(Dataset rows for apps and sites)
▬▬▬▬▬▬

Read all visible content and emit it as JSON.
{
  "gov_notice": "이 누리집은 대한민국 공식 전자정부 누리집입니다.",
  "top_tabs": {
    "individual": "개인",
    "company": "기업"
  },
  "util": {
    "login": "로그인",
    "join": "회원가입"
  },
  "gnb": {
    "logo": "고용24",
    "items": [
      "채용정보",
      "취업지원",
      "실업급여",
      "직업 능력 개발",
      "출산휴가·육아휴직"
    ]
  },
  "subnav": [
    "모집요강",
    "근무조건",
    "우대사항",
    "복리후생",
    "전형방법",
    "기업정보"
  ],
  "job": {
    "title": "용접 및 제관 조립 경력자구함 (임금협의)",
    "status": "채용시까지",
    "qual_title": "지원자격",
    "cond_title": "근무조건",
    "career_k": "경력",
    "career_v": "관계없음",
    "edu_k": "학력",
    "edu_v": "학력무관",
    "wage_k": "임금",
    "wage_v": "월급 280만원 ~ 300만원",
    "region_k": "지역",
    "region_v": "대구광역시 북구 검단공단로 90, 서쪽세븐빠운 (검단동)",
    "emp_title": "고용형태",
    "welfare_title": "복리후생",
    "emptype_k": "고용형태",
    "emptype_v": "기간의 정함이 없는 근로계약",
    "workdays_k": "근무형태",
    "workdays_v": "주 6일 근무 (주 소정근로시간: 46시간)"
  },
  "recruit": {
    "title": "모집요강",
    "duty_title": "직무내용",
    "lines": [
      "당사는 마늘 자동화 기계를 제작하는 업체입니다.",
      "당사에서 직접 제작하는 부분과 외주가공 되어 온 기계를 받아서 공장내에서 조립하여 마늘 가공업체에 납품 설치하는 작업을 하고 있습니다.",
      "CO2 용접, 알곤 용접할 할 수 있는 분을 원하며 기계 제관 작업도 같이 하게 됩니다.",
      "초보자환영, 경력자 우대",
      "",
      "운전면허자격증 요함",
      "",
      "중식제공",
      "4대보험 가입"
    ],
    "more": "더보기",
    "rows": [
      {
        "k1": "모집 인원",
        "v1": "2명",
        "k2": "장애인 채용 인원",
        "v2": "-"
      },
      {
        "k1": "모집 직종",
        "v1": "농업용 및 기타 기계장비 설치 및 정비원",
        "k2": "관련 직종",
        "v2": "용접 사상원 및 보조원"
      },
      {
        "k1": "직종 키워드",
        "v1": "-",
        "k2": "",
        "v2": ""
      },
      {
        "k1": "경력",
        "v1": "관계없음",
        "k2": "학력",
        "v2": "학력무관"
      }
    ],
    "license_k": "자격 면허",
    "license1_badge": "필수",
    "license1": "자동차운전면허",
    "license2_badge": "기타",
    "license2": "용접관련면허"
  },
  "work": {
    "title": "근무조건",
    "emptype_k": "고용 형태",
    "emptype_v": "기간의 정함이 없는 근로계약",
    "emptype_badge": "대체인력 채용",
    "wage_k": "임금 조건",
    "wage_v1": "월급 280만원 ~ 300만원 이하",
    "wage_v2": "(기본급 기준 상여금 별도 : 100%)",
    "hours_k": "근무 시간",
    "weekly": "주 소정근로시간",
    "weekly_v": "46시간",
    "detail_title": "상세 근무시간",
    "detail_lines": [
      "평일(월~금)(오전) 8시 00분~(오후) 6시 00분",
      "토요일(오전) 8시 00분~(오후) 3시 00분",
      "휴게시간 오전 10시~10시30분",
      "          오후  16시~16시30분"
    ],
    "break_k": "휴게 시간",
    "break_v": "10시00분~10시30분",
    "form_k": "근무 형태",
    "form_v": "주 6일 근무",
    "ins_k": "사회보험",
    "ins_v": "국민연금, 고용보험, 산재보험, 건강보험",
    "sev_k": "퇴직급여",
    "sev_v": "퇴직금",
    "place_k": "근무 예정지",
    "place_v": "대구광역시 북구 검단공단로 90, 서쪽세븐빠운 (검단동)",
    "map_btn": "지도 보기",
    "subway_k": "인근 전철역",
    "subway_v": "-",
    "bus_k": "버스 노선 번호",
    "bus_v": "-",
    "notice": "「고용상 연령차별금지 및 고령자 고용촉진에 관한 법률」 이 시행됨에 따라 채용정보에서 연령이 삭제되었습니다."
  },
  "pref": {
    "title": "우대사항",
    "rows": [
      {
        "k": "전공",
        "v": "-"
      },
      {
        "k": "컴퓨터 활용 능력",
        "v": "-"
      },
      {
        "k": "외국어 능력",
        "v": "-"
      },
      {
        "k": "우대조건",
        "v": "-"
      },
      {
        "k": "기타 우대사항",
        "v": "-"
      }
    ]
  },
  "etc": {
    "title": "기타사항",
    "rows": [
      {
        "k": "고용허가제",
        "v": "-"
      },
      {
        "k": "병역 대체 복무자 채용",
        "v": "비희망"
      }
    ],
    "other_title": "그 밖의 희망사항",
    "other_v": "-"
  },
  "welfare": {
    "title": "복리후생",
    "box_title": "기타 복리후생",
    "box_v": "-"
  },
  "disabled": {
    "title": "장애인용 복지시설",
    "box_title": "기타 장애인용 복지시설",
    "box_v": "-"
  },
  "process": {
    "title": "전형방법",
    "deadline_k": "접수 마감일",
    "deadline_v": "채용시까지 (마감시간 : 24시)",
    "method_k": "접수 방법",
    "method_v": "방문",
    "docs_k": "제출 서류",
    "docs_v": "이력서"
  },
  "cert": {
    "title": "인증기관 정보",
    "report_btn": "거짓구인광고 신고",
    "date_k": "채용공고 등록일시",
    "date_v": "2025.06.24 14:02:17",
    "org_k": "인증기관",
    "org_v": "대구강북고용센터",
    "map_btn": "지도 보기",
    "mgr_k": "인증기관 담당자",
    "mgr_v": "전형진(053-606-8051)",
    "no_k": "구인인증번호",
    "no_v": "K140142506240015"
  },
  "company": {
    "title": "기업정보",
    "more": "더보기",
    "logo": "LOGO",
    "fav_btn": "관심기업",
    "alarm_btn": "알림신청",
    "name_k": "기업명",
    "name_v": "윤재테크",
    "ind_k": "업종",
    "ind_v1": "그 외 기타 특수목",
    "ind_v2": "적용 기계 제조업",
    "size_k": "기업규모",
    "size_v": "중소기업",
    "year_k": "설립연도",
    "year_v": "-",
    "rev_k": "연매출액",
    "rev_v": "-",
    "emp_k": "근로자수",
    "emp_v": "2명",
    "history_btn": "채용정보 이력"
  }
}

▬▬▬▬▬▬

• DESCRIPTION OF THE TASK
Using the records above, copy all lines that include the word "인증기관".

• EXERCISE RESPONSE
    "title": "인증기관 정보",
    "org_k": "인증기관",
    "mgr_k": "인증기관 담당자",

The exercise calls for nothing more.